Does Tiller sound intriguing to you? Are you ready to join me and my fellow spreadsheet budgeters? Or automate your current budget spreadsheet?
Tiller does cost money. They offer a free 30 day trial, but after that it’s $5/month. If you’re like me and spend an hour or more getting your data into a uniform format or have avoided budgeting because you don’t want to take the time to mess with your data, $5/month is well worth what you are getting in return for Tiller’s automation service.
Tiller has bank-grade security and has partnered with a company that works with some of the biggest banks in North America to ensure it’s up to the same high standards banks are held to. What was even more reassuring to me was hearing that their employees can’t even see your financial data. You can read more about their security and other features of their service on their website.
Sign up for your free 30-day trial of Tiller to get started
BONUS: Use Tiller in Excel instead of Google Sheets!
While I’ve done a lot of work in Google Sheets, and continue to utilizing them for many things including management of Young Adult Money, I like the flexibility that Excel offers. I also think a lot of people are more comfortable working in Excel than in Google Sheets.
With that in mind, I put together an Excel spreadsheet that works in tandem with Tiller. It has budget templates for each month, as well as an annual view of your spend (my absolute favorite view and where I spend 90% of my time in the file).
If you want to test out the spreadsheet you can get it below or read more about it in this post.
Join our Online Community to Receive your FREE Automated Budget Spreadsheet in Excel

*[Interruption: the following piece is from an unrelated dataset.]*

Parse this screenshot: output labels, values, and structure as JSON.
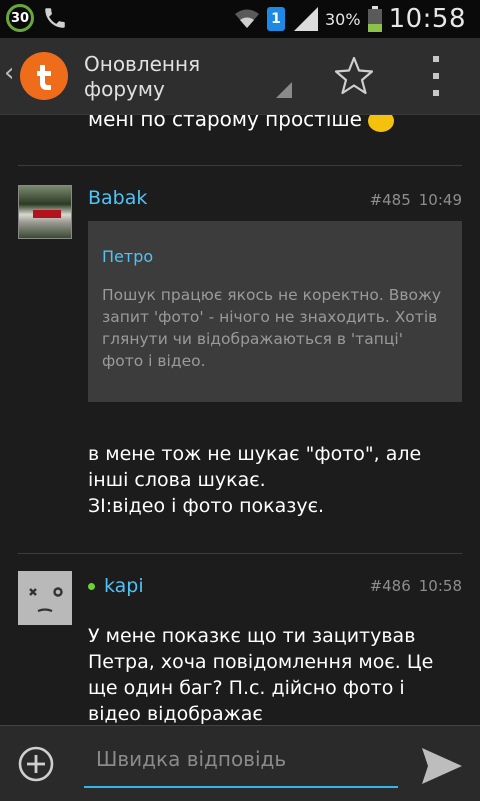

What budgeting apps have you tried? Have you tried Tiller before? What’s the most frustrating part of budgeting or tracking your expenses?